Todd D. Cohen, MD and Glenn M. Preminger, MDFrom the Comprehensive Kidney Stone Center (GMP), and the Division of Urology, Department of Surgery (TDC, GMP), Duke University Medical Center, Durham, North Carolina
The treatment of renal calculi has undergone dramatic changes compared with all other aspects of urologic surgery. Improvements in fiberoptic technology and video systems combined with the advent of shock wave lithotripsy (SWL) virtually have eliminated the need for open stone surgery. Standard open nephrolithotomy or pyelolithotomy has been replaced by the advancing technologies of the minimally invasive era. Since the introduction of SWL into clinical practice, this technique rapidly has become the treatment of choice for most renal calculi. In some circumstances, however, percutaneous procedures, ureteroscopy, or even open surgery are the preferred treatment options. The following article describes the current treatment options for calyceal calculi and discusses management of those calyceal stones that remain controversial.
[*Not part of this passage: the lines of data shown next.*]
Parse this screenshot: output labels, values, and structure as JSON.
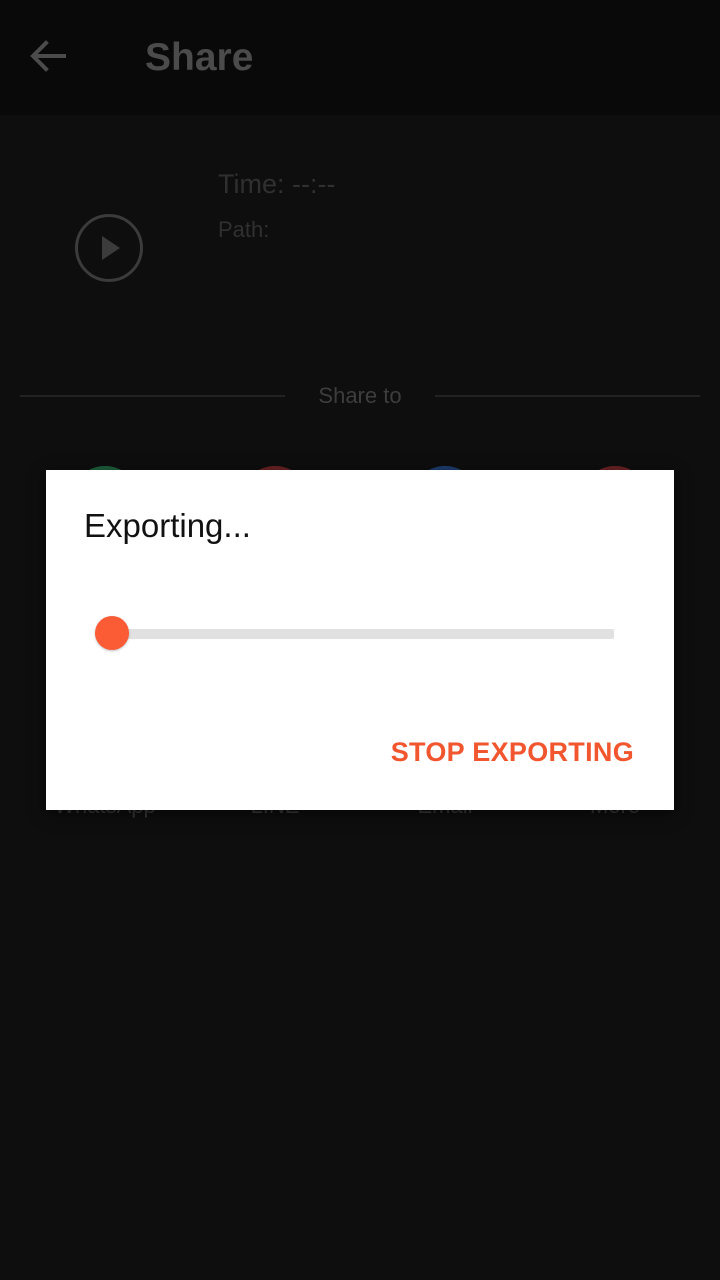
{
  "appbar": {
    "title": "Share",
    "back_icon": "arrow-left-icon"
  },
  "media": {
    "play_icon": "play-icon",
    "time": "Time: --:--",
    "path": "Path:"
  },
  "share": {
    "label": "Share to",
    "targets": [
      {
        "label": "WhatsApp",
        "color": "#1e5e3c"
      },
      {
        "label": "LINE",
        "color": "#6a2222"
      },
      {
        "label": "Email",
        "color": "#1d3e6e"
      },
      {
        "label": "More",
        "color": "#6a2222"
      }
    ]
  },
  "dialog": {
    "title": "Exporting...",
    "progress": 0,
    "stop_label": "STOP EXPORTING"
  },
  "colors": {
    "accent": "#fb5b35",
    "background": "#0e0e0e"
  }
}
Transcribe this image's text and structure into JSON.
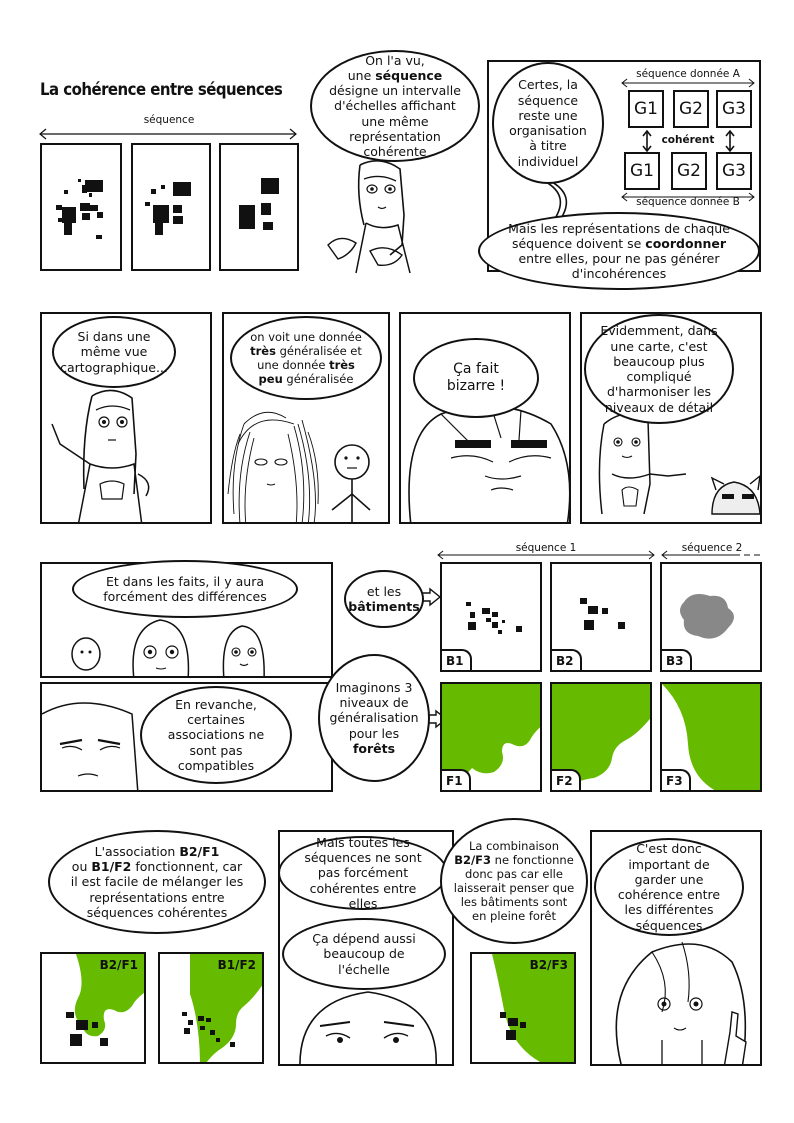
{
  "title": "La cohérence entre séquences",
  "row1": {
    "sequence_label": "séquence",
    "bubble_intro": [
      "On l'a vu,",
      "une ",
      "séquence",
      " désigne un intervalle d'échelles affichant une même représentation cohérente"
    ],
    "bubble_certes": "Certes, la séquence reste une organisation à titre individuel",
    "seq_a_label": "séquence donnée A",
    "seq_b_label": "séquence donnée B",
    "coherent_label": "cohérent",
    "groups_a": [
      "G1",
      "G2",
      "G3"
    ],
    "groups_b": [
      "G1",
      "G2",
      "G3"
    ],
    "bubble_mais": [
      "Mais les représentations de chaque séquence doivent se ",
      "coordonner",
      " entre elles, pour ne pas générer d'incohérences"
    ]
  },
  "row2": {
    "b1": "Si dans une même vue cartographique...",
    "b2": [
      "on voit une donnée ",
      "très",
      " généralisée et une donnée ",
      "très peu",
      " généralisée"
    ],
    "b3": "Ça fait bizarre !",
    "b4": "Evidemment, dans une carte, c'est beaucoup plus compliqué d'harmoniser les niveaux de détail"
  },
  "row3": {
    "b_faits": "Et dans les faits, il y aura forcément des différences",
    "b_batiments": [
      "et les ",
      "bâtiments"
    ],
    "seq1_label": "séquence 1",
    "seq2_label": "séquence 2",
    "labels_b": [
      "B1",
      "B2",
      "B3"
    ],
    "b_revanche": "En revanche, certaines associations ne sont pas compatibles",
    "b_imaginons": [
      "Imaginons 3 niveaux de généralisation pour les ",
      "forêts"
    ],
    "labels_f": [
      "F1",
      "F2",
      "F3"
    ]
  },
  "row4": {
    "b_association": [
      "L'association ",
      "B2/F1",
      " ou ",
      "B1/F2",
      " fonctionnent, car il est facile de mélanger les représentations entre séquences cohérentes"
    ],
    "labels": [
      "B2/F1",
      "B1/F2",
      "B2/F3"
    ],
    "b_toutes": "Mais toutes les séquences ne sont pas forcément cohérentes entre elles",
    "b_depend": "Ça dépend aussi beaucoup de l'échelle",
    "b_combinaison": [
      "La combinaison ",
      "B2/F3",
      " ne fonctionne donc pas car elle laisserait penser que les bâtiments sont en pleine forêt"
    ],
    "b_important": "C'est donc important de garder une cohérence entre les différentes séquences"
  },
  "colors": {
    "forest": "#66bb00",
    "blob": "#888888",
    "ink": "#111111"
  }
}
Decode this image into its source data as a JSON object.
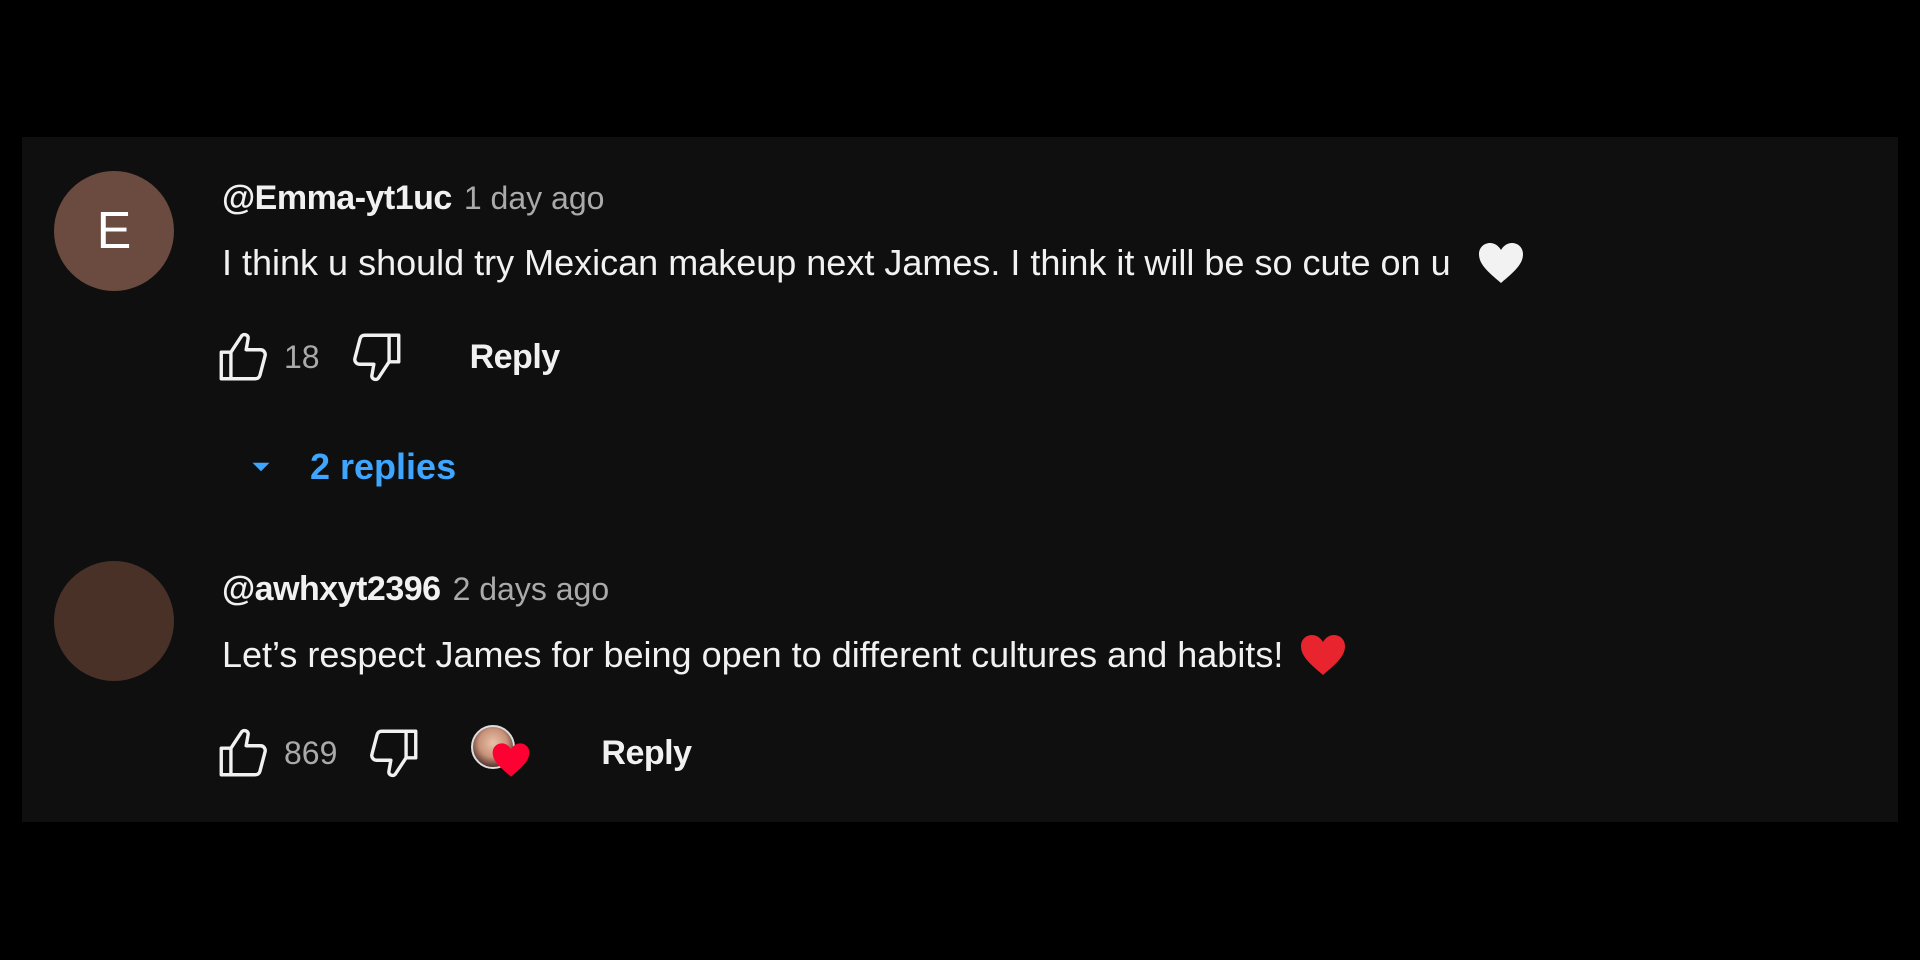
{
  "comments": [
    {
      "avatar_letter": "E",
      "avatar_color": "#6b4a3f",
      "author": "@Emma-yt1uc",
      "time": "1 day ago",
      "text": "I think u should try Mexican makeup next James. I think it will be so cute on u",
      "emoji": "white-heart",
      "likes": "18",
      "reply_label": "Reply",
      "replies_label": "2 replies"
    },
    {
      "avatar_letter": "",
      "avatar_color": "#4a3128",
      "author": "@awhxyt2396",
      "time": "2 days ago",
      "text": "Let’s respect James for being open to different cultures and habits!",
      "emoji": "red-heart",
      "likes": "869",
      "reply_label": "Reply",
      "creator_hearted": true
    }
  ],
  "colors": {
    "background": "#000000",
    "panel": "#0f0f0f",
    "primary_text": "#f1f1f1",
    "secondary_text": "#aaaaaa",
    "link_blue": "#3ea6ff",
    "heart_red": "#ff0033"
  }
}
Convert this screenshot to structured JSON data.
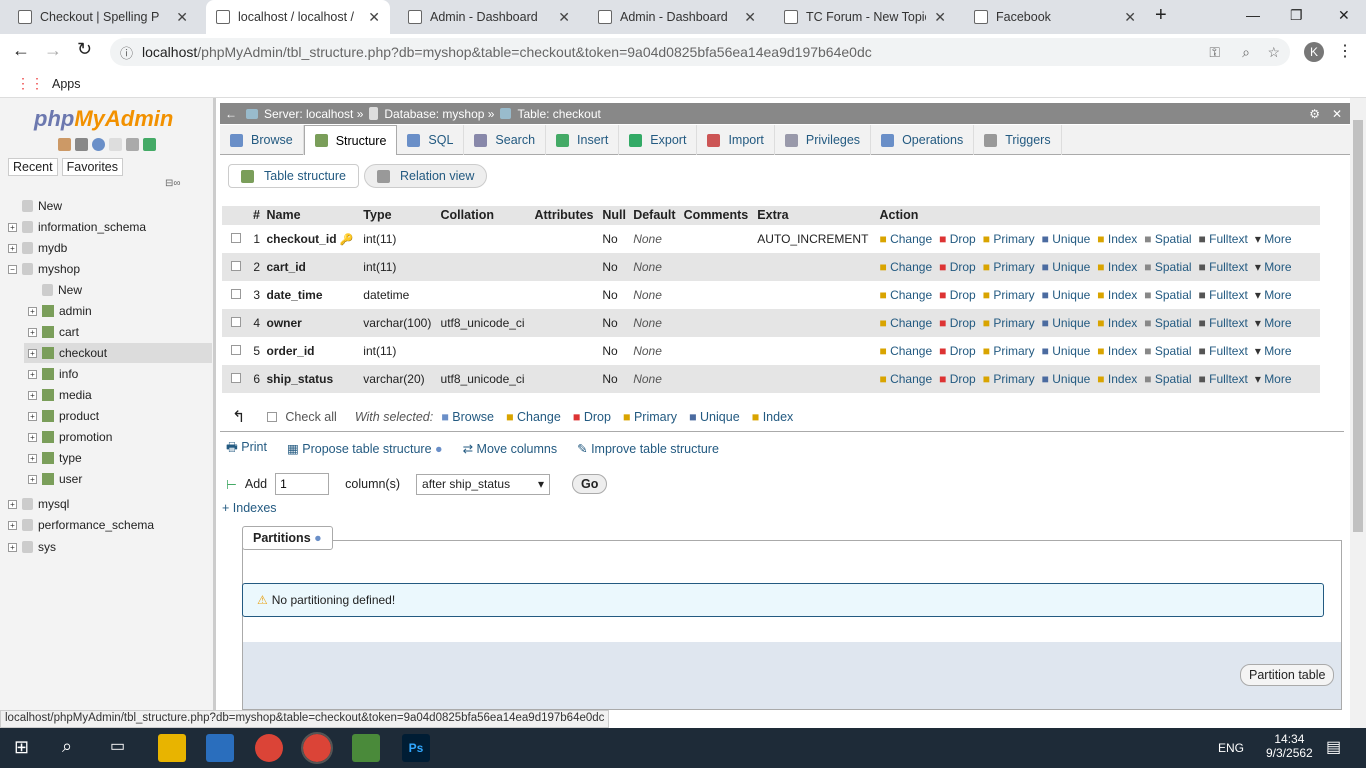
{
  "browser": {
    "tabs": [
      {
        "title": "Checkout | Spelling PLC"
      },
      {
        "title": "localhost / localhost / m",
        "active": true
      },
      {
        "title": "Admin - Dashboard"
      },
      {
        "title": "Admin - Dashboard"
      },
      {
        "title": "TC Forum - New Topic"
      },
      {
        "title": "Facebook"
      }
    ],
    "url_host": "localhost",
    "url_path": "/phpMyAdmin/tbl_structure.php?db=myshop&table=checkout&token=9a04d0825bfa56ea14ea9d197b64e0dc",
    "bookmark_apps": "Apps",
    "profile_initial": "K"
  },
  "sidebar": {
    "logo": "phpMyAdmin",
    "recent": "Recent",
    "favorites": "Favorites",
    "tree": [
      {
        "label": "New",
        "level": 0
      },
      {
        "label": "information_schema",
        "level": 0
      },
      {
        "label": "mydb",
        "level": 0
      },
      {
        "label": "myshop",
        "level": 0
      },
      {
        "label": "New",
        "level": 1
      },
      {
        "label": "admin",
        "level": 1
      },
      {
        "label": "cart",
        "level": 1
      },
      {
        "label": "checkout",
        "level": 1,
        "selected": true
      },
      {
        "label": "info",
        "level": 1
      },
      {
        "label": "media",
        "level": 1
      },
      {
        "label": "product",
        "level": 1
      },
      {
        "label": "promotion",
        "level": 1
      },
      {
        "label": "type",
        "level": 1
      },
      {
        "label": "user",
        "level": 1
      },
      {
        "label": "mysql",
        "level": 0
      },
      {
        "label": "performance_schema",
        "level": 0
      },
      {
        "label": "sys",
        "level": 0
      }
    ]
  },
  "breadcrumb": {
    "server": "Server: localhost »",
    "database": "Database: myshop »",
    "table": "Table: checkout"
  },
  "menu": [
    {
      "label": "Browse",
      "color": "#6a8fc8"
    },
    {
      "label": "Structure",
      "color": "#7a9e5a",
      "active": true
    },
    {
      "label": "SQL",
      "color": "#6a8fc8"
    },
    {
      "label": "Search",
      "color": "#88a"
    },
    {
      "label": "Insert",
      "color": "#4a6"
    },
    {
      "label": "Export",
      "color": "#3a6"
    },
    {
      "label": "Import",
      "color": "#c55"
    },
    {
      "label": "Privileges",
      "color": "#99a"
    },
    {
      "label": "Operations",
      "color": "#6a8fc8"
    },
    {
      "label": "Triggers",
      "color": "#999"
    }
  ],
  "subtabs": {
    "table_structure": "Table structure",
    "relation_view": "Relation view"
  },
  "columns_header": [
    "#",
    "Name",
    "Type",
    "Collation",
    "Attributes",
    "Null",
    "Default",
    "Comments",
    "Extra",
    "Action"
  ],
  "rows": [
    {
      "n": "1",
      "name": "checkout_id",
      "key": true,
      "type": "int(11)",
      "collation": "",
      "attributes": "",
      "null": "No",
      "default": "None",
      "comments": "",
      "extra": "AUTO_INCREMENT"
    },
    {
      "n": "2",
      "name": "cart_id",
      "type": "int(11)",
      "collation": "",
      "attributes": "",
      "null": "No",
      "default": "None",
      "comments": "",
      "extra": ""
    },
    {
      "n": "3",
      "name": "date_time",
      "type": "datetime",
      "collation": "",
      "attributes": "",
      "null": "No",
      "default": "None",
      "comments": "",
      "extra": ""
    },
    {
      "n": "4",
      "name": "owner",
      "type": "varchar(100)",
      "collation": "utf8_unicode_ci",
      "attributes": "",
      "null": "No",
      "default": "None",
      "comments": "",
      "extra": ""
    },
    {
      "n": "5",
      "name": "order_id",
      "type": "int(11)",
      "collation": "",
      "attributes": "",
      "null": "No",
      "default": "None",
      "comments": "",
      "extra": ""
    },
    {
      "n": "6",
      "name": "ship_status",
      "type": "varchar(20)",
      "collation": "utf8_unicode_ci",
      "attributes": "",
      "null": "No",
      "default": "None",
      "comments": "",
      "extra": ""
    }
  ],
  "row_actions": [
    "Change",
    "Drop",
    "Primary",
    "Unique",
    "Index",
    "Spatial",
    "Fulltext",
    "More"
  ],
  "bulk": {
    "check_all": "Check all",
    "with_selected": "With selected:",
    "actions": [
      "Browse",
      "Change",
      "Drop",
      "Primary",
      "Unique",
      "Index"
    ]
  },
  "links": {
    "print": "Print",
    "propose": "Propose table structure",
    "move": "Move columns",
    "improve": "Improve table structure"
  },
  "add": {
    "label": "Add",
    "value": "1",
    "columns": "column(s)",
    "position": "after ship_status",
    "go": "Go",
    "indexes": "+ Indexes"
  },
  "partitions": {
    "legend": "Partitions",
    "notice": "No partitioning defined!",
    "button": "Partition table"
  },
  "status_url": "localhost/phpMyAdmin/tbl_structure.php?db=myshop&table=checkout&token=9a04d0825bfa56ea14ea9d197b64e0dc",
  "taskbar": {
    "lang": "ENG",
    "time": "14:34",
    "date": "9/3/2562"
  }
}
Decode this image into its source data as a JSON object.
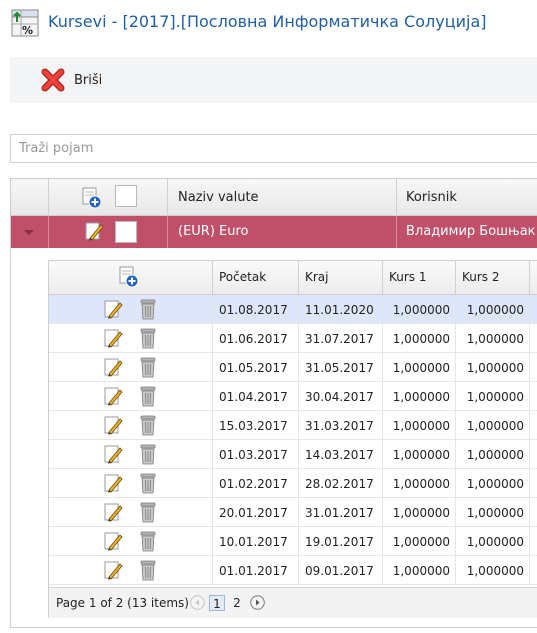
{
  "window": {
    "title": "Kursevi - [2017].[Пословна Информатичка Солуција]"
  },
  "toolbar": {
    "delete_label": "Briši"
  },
  "search": {
    "placeholder": "Traži pojam",
    "value": ""
  },
  "outer_grid": {
    "columns": [
      "Naziv valute",
      "Korisnik"
    ],
    "rows": [
      {
        "currency": "(EUR) Euro",
        "user": "Владимир Бошњак",
        "expanded": true,
        "selected": true
      }
    ]
  },
  "inner_grid": {
    "columns": [
      "Početak",
      "Kraj",
      "Kurs 1",
      "Kurs 2"
    ],
    "rows": [
      {
        "start": "01.08.2017",
        "end": "11.01.2020",
        "rate1": "1,000000",
        "rate2": "1,000000"
      },
      {
        "start": "01.06.2017",
        "end": "31.07.2017",
        "rate1": "1,000000",
        "rate2": "1,000000"
      },
      {
        "start": "01.05.2017",
        "end": "31.05.2017",
        "rate1": "1,000000",
        "rate2": "1,000000"
      },
      {
        "start": "01.04.2017",
        "end": "30.04.2017",
        "rate1": "1,000000",
        "rate2": "1,000000"
      },
      {
        "start": "15.03.2017",
        "end": "31.03.2017",
        "rate1": "1,000000",
        "rate2": "1,000000"
      },
      {
        "start": "01.03.2017",
        "end": "14.03.2017",
        "rate1": "1,000000",
        "rate2": "1,000000"
      },
      {
        "start": "01.02.2017",
        "end": "28.02.2017",
        "rate1": "1,000000",
        "rate2": "1,000000"
      },
      {
        "start": "20.01.2017",
        "end": "31.01.2017",
        "rate1": "1,000000",
        "rate2": "1,000000"
      },
      {
        "start": "10.01.2017",
        "end": "19.01.2017",
        "rate1": "1,000000",
        "rate2": "1,000000"
      },
      {
        "start": "01.01.2017",
        "end": "09.01.2017",
        "rate1": "1,000000",
        "rate2": "1,000000"
      }
    ],
    "selected_row": 0
  },
  "pager": {
    "info": "Page 1 of 2 (13 items)",
    "pages": [
      "1",
      "2"
    ],
    "current_page": "1"
  },
  "icons": {
    "app": "exchange-rate-icon",
    "delete": "red-x-icon",
    "add": "add-row-icon",
    "edit": "pencil-icon",
    "remove": "trash-icon",
    "prev": "chevron-left-icon",
    "next": "chevron-right-icon"
  },
  "colors": {
    "title": "#1f5fa6",
    "selected_outer_row": "#c0506a",
    "selected_inner_row": "#dde6fb",
    "delete_icon": "#d9302c"
  }
}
Urologic Clinics of North America
Volume 24, Issue 1 , Pages 81-96, 1 February 1997